* [Activity] Within the material below, count how many lines contain "caption". Answer with only that number.

··· Data for the task

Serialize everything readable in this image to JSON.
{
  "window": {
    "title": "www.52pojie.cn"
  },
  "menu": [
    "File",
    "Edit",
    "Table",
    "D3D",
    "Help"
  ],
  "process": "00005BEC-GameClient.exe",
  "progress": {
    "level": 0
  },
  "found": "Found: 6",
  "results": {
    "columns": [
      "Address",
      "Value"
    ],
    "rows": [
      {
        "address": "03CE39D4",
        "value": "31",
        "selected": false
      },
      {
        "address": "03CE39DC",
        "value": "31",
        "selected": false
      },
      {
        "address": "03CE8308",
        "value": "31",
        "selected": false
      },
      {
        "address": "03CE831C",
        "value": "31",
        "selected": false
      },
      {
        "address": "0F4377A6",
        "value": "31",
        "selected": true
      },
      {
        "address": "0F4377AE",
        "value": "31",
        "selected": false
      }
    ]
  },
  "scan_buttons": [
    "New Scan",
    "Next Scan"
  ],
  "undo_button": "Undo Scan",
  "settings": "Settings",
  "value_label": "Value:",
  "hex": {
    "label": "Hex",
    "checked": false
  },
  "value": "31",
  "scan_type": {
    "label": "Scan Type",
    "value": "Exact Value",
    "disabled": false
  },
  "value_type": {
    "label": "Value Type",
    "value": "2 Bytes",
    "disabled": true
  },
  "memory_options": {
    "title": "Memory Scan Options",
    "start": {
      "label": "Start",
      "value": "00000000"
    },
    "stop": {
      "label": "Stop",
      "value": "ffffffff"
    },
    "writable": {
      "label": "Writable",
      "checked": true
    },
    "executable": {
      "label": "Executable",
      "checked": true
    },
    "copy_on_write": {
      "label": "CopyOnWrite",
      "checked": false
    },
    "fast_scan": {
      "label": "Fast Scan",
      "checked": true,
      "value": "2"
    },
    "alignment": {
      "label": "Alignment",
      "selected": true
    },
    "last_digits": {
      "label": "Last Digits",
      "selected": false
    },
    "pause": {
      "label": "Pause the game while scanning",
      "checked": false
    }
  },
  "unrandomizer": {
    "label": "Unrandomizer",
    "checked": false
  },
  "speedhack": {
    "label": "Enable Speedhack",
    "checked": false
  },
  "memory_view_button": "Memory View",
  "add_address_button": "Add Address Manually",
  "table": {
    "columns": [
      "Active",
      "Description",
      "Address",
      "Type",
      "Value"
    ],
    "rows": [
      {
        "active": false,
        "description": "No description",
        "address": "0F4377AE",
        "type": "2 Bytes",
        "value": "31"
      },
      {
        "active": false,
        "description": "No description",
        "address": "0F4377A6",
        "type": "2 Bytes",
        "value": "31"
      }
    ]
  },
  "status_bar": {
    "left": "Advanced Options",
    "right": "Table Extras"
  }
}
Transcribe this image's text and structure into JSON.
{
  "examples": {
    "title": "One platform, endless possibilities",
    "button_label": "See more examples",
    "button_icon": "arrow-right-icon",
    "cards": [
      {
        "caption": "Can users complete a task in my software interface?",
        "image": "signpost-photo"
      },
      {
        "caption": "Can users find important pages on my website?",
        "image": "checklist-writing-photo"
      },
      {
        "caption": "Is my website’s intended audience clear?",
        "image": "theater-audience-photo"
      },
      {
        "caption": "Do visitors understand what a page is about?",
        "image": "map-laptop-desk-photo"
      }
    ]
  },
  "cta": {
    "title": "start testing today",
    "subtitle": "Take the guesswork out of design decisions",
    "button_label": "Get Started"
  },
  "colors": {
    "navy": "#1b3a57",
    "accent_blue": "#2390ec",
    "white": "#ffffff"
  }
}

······

* [Result] 4